EXERCISE OBJECTIVE
Word for word, output the data, with none of its pictures.

Data about app and page elements:
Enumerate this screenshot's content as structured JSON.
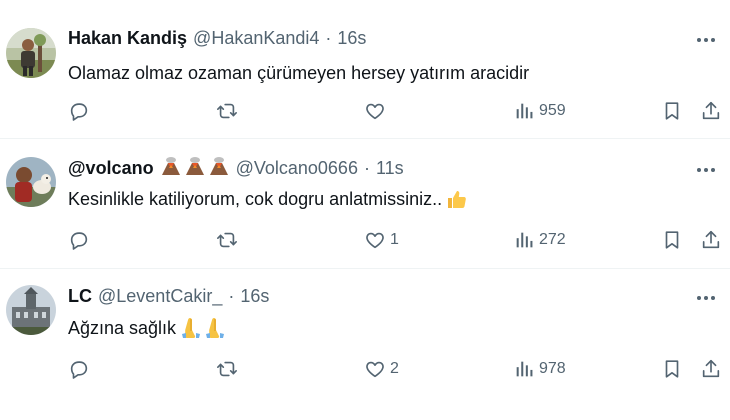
{
  "tweets": [
    {
      "name": "Hakan Kandiş",
      "handle": "@HakanKandi4",
      "separator": "·",
      "time": "16s",
      "text": "Olamaz  olmaz ozaman çürümeyen hersey yatırım aracidir",
      "likes": "",
      "views": "959",
      "avatar": "man-outdoors-avatar"
    },
    {
      "name": "@volcano",
      "name_emojis": [
        "volcano-emoji",
        "volcano-emoji",
        "volcano-emoji"
      ],
      "handle": "@Volcano0666",
      "separator": "·",
      "time": "11s",
      "text": "Kesinlikle katiliyorum, cok dogru anlatmissiniz..",
      "text_emoji": "thumbs-up-emoji",
      "likes": "1",
      "views": "272",
      "avatar": "man-with-dog-avatar"
    },
    {
      "name": "LC",
      "handle": "@LeventCakir_",
      "separator": "·",
      "time": "16s",
      "text": "Ağzına sağlık",
      "text_emoji": "folded-hands-emoji",
      "likes": "2",
      "views": "978",
      "avatar": "building-avatar"
    }
  ],
  "colors": {
    "text": "#0f1419",
    "secondary": "#536471",
    "divider": "#eff3f4"
  }
}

RESPONSE BOX
Enumerate this screenshot's content as structured JSON.
{
  "tweets": [
    {
      "name": "Hakan Kandiş",
      "handle": "@HakanKandi4",
      "separator": "·",
      "time": "16s",
      "text": "Olamaz  olmaz ozaman çürümeyen hersey yatırım aracidir",
      "likes": "",
      "views": "959",
      "avatar": "man-outdoors-avatar"
    },
    {
      "name": "@volcano",
      "name_emojis": [
        "volcano-emoji",
        "volcano-emoji",
        "volcano-emoji"
      ],
      "handle": "@Volcano0666",
      "separator": "·",
      "time": "11s",
      "text": "Kesinlikle katiliyorum, cok dogru anlatmissiniz..",
      "text_emoji": "thumbs-up-emoji",
      "likes": "1",
      "views": "272",
      "avatar": "man-with-dog-avatar"
    },
    {
      "name": "LC",
      "handle": "@LeventCakir_",
      "separator": "·",
      "time": "16s",
      "text": "Ağzına sağlık",
      "text_emoji": "folded-hands-emoji",
      "likes": "2",
      "views": "978",
      "avatar": "building-avatar"
    }
  ],
  "colors": {
    "text": "#0f1419",
    "secondary": "#536471",
    "divider": "#eff3f4"
  }
}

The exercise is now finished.